“I’ve made a map” Greg proudly informed me, “we’ve had loads of tweets about where we should go so I thought I’d plot them out”. He produced his cartographic effort, a swish of hastily drawn roads and shapes.

“Why didn’t you use Google Maps?” I asked.

“Too easy.”

Regardless, the rules remained the same – one drink in every pub we pass, no matter what. And despite the fine illustrations by Greg, even his research couldn’t aid us. Archway is the most apparent mismatching of cultures we have experienced in London so far. At one end of the spectrum is the fervently proud, biblically patriotic Irish community, having stayed in the area since they were drafted in to aid the reconstruction of London post World War II. At the other end is the kind of yuppie, sharp collared, sales-team-target bellends who quaff unpronounceable liquors and recite Steve Jobs quotes.

Our first boozer, The Lion, fell into the former camp. A traditional, local, quiet and lonely bar with an uncomfortable male to female ratio and a distinct number of men sat in solitude staring into pints or flicking through sports pages. Across the way – The Archway Tavern, a bar and music venue which was shut at 19.00 when we approached, despite the signs of staff beavering away inside.

“It must open later, maybe it’s a club night.”

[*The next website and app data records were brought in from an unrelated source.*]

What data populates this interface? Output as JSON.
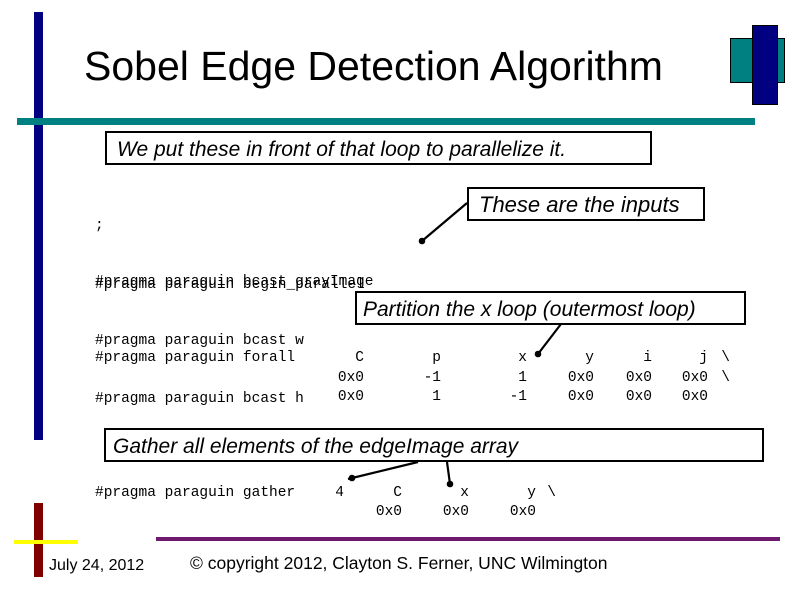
{
  "slide": {
    "title": "Sobel Edge Detection Algorithm",
    "colors": {
      "navy": "#000080",
      "teal": "#008080",
      "maroon": "#800000",
      "yellow": "#ffff00",
      "purple": "#6f1a6f"
    }
  },
  "callouts": {
    "put_in_front": "We put these in front of that loop to parallelize it.",
    "inputs": "These are the inputs",
    "partition": "Partition the x loop (outermost loop)",
    "gather": "Gather all elements of the edgeImage array"
  },
  "code": {
    "lines_top": [
      ";",
      "#pragma paraguin begin_parallel"
    ],
    "lines_bcast": [
      "#pragma paraguin bcast grayImage",
      "#pragma paraguin bcast w",
      "#pragma paraguin bcast h"
    ],
    "forall": {
      "directive": "#pragma paraguin forall",
      "columns": [
        {
          "header": "C",
          "row1": "0x0",
          "row2": "0x0"
        },
        {
          "header": "p",
          "row1": "-1",
          "row2": "1"
        },
        {
          "header": "x",
          "row1": "1",
          "row2": "-1"
        },
        {
          "header": "y",
          "row1": "0x0",
          "row2": "0x0"
        },
        {
          "header": "i",
          "row1": "0x0",
          "row2": "0x0"
        },
        {
          "header": "j",
          "row1": "0x0",
          "row2": "0x0"
        }
      ],
      "continuation_1": "\\",
      "continuation_2": "\\"
    },
    "gather": {
      "directive": "#pragma paraguin gather",
      "count": "4",
      "columns": [
        {
          "header": "C",
          "row1": "0x0"
        },
        {
          "header": "x",
          "row1": "0x0"
        },
        {
          "header": "y",
          "row1": "0x0"
        }
      ],
      "continuation": "\\"
    }
  },
  "footer": {
    "date": "July 24, 2012",
    "copyright": "© copyright 2012, Clayton S. Ferner, UNC Wilmington"
  }
}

IMG_5004“Let’s do a loop” proposed Greg, whipping out his map without a moment’s thought, “and finish here at The Archway Tavern when it’s open”. So onwards we trudged, walking up the expanse of the A1, towards The Charlotte Despard, our first planned stop and undoubtedly the finest pub we visited in Archway. Although veering dangerously close to the latter type of Archway inhabitant, it is kept grounded by the well-meaning and welcoming staff. One bar man, who was expecting our arrival, was a warm host of the highest calibre – congratulating Greg and I on our choice of beer and cheering us on as we took full use of the free foosball (which I won).

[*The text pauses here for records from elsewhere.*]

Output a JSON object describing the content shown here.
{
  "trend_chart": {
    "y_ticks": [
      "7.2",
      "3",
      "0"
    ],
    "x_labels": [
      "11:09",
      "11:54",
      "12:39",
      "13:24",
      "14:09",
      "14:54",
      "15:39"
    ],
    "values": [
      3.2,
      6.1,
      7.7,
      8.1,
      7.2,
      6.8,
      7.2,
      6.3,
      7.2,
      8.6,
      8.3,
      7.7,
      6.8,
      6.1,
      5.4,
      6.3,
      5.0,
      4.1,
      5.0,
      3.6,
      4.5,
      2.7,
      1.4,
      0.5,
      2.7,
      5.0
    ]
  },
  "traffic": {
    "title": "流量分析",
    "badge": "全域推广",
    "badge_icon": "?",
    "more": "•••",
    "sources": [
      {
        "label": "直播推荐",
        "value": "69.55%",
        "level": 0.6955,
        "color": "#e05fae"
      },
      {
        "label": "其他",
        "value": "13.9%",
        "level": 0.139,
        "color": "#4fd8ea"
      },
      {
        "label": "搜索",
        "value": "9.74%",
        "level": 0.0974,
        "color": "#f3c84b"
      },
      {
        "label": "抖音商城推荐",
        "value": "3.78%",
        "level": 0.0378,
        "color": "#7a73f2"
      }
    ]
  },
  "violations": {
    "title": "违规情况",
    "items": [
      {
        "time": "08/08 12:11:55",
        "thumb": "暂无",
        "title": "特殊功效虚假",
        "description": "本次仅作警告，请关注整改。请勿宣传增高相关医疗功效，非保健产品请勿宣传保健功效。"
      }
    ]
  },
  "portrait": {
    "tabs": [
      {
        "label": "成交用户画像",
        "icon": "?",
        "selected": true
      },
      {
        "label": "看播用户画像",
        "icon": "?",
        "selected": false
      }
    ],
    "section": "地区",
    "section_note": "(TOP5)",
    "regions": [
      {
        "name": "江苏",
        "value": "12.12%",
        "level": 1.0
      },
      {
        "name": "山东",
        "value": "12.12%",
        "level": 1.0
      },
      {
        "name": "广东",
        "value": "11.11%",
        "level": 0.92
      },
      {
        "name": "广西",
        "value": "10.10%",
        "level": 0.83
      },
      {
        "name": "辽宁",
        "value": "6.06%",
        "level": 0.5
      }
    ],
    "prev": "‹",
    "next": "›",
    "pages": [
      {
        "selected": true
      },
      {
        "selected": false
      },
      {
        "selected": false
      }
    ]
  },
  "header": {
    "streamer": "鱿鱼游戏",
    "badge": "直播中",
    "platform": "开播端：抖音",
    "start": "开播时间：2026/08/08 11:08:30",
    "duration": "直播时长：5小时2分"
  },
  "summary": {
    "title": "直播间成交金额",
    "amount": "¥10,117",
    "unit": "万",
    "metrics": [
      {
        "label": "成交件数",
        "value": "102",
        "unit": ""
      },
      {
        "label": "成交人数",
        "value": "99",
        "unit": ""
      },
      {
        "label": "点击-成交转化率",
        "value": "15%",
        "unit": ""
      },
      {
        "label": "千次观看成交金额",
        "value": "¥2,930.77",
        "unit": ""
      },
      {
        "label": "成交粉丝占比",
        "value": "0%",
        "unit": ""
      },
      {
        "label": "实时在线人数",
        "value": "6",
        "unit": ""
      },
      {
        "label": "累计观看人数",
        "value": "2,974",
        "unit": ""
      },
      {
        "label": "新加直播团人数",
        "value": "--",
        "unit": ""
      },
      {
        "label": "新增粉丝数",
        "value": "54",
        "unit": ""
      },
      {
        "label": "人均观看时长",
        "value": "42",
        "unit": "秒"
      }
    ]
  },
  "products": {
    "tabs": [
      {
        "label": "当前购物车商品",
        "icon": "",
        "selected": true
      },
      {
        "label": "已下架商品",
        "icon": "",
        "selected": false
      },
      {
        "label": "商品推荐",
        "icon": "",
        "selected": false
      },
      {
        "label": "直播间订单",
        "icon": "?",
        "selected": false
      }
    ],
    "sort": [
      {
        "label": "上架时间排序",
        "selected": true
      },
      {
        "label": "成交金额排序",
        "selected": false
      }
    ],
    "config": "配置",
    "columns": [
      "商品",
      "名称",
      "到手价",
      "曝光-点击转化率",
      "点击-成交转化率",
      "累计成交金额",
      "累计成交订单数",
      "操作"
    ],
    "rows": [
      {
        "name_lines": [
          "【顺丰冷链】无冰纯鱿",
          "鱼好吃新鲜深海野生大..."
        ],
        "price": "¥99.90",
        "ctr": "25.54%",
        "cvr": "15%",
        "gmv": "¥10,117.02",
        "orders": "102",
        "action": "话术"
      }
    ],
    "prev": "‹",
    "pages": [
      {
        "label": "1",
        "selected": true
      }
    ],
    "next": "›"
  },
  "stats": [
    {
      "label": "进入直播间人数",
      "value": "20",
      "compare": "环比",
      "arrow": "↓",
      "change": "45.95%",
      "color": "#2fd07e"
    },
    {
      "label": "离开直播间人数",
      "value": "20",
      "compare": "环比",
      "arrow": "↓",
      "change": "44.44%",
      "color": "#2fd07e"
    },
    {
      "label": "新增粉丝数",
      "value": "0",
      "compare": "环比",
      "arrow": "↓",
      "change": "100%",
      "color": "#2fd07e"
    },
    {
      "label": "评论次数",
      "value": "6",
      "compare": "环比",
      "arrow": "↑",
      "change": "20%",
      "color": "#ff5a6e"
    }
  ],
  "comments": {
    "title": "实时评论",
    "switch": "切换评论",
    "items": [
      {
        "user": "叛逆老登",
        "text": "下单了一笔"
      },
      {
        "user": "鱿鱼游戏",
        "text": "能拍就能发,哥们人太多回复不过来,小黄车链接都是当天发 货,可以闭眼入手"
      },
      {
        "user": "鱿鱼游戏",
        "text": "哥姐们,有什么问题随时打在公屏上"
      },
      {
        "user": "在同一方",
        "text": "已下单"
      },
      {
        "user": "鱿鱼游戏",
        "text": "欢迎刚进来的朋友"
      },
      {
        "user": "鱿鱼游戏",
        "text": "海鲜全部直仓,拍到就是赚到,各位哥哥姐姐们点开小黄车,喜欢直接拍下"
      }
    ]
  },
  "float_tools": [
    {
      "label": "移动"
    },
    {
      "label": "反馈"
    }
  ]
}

“Where to next, boys?” asked the friendly bar man.

“The Whittington and Cat, then The New Brunswick”.

Our host winced, “I would never go to The Brunswick, for love nor money. Always trouble.” He looked down to the varnished floor and shook his head, reliving some awful episode in his mind: “Always.”

A quick drink at The Whittington and Cat fuelled us on towards the doom of The New Brunswick and at the doors of the hellhole Greg and I shared a look. A look we have already shared a number of times on our journey and one I’m sure we’ll share many times over the next quarter century. That ‘see you on the other side’ look. That ‘once more unto the breach’ look.

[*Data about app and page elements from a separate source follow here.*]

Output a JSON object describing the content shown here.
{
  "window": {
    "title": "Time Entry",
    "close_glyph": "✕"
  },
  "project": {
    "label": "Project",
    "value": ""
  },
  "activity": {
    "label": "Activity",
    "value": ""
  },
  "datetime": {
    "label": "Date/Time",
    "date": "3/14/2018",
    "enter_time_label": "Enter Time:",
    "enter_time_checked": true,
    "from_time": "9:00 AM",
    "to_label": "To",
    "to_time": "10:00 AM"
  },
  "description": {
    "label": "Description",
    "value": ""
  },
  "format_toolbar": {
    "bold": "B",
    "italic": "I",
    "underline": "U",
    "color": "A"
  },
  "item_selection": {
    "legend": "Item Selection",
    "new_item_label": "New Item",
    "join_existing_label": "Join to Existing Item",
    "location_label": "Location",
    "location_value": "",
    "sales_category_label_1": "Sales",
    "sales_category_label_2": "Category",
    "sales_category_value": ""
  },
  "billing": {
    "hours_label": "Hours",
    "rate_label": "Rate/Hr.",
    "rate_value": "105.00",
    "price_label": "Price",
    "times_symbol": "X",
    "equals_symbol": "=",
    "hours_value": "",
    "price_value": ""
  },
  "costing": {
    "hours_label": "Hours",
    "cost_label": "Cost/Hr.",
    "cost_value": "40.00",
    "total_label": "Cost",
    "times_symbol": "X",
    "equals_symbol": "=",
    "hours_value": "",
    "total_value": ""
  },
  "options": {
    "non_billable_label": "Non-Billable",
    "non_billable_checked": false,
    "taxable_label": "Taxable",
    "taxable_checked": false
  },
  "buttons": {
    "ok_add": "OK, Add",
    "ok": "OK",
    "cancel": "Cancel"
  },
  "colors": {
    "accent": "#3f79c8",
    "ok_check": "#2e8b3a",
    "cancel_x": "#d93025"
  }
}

IMG_5007“Eight pints at the Whittington and Cat” slurred the Belfast born regular, adorning his throne at the head of the bar, “ten across the road, then a shift as doorman at The Archway Tavern during which I would drink 36 bottles of Budweiser. With this weak shit though”, he held up his Fosters, “with this weak shit I have only 10 or 15 a night” and with a single breath the whole pint was inhaled. Our Desperados with lime became beacons of our emasculation at the hands of this slurring titan of the Northern suburbs. There was no trouble to be had here, only pissing contests which the local always wins.

The next three bars all stood firmly in the yuppie camp. The Star, The Oak and Pastor and St John’s Tavern all comfortably provided for the insufferable professional climbers and navel gazers that tut at the crying children that dare disturb the silent carriage of their morning commute. Despite our best efforts, we could not penetrate these icy patrons and conversation was slow, to say the least and as midnight beckoned as did The Archway Tavern. It was to be our saviour. We could dance, mingle, chat and embarrass to our hearts’ content. A quick club session would save this evening.

But for reasons we still don’t understand, The Archway Tavern is closed on Fridays despite its “Dusk til Dawn” subtitle. So we desperately searched for some final frolics, finding nothing but an uninspiring bar which held court to an older London broad who was enamoured with our boy Greg from the moment we stepped through the door. We drained our beers and headed for the last tube, resenting Archway’s lack of substance and prevailing emptiness. Greg found it particularly disheartening and, fuelled by a gut full of booze, managed to make a few friends as we waited for our last trains at Waterloo. 


Next stop: ARNOS GROVE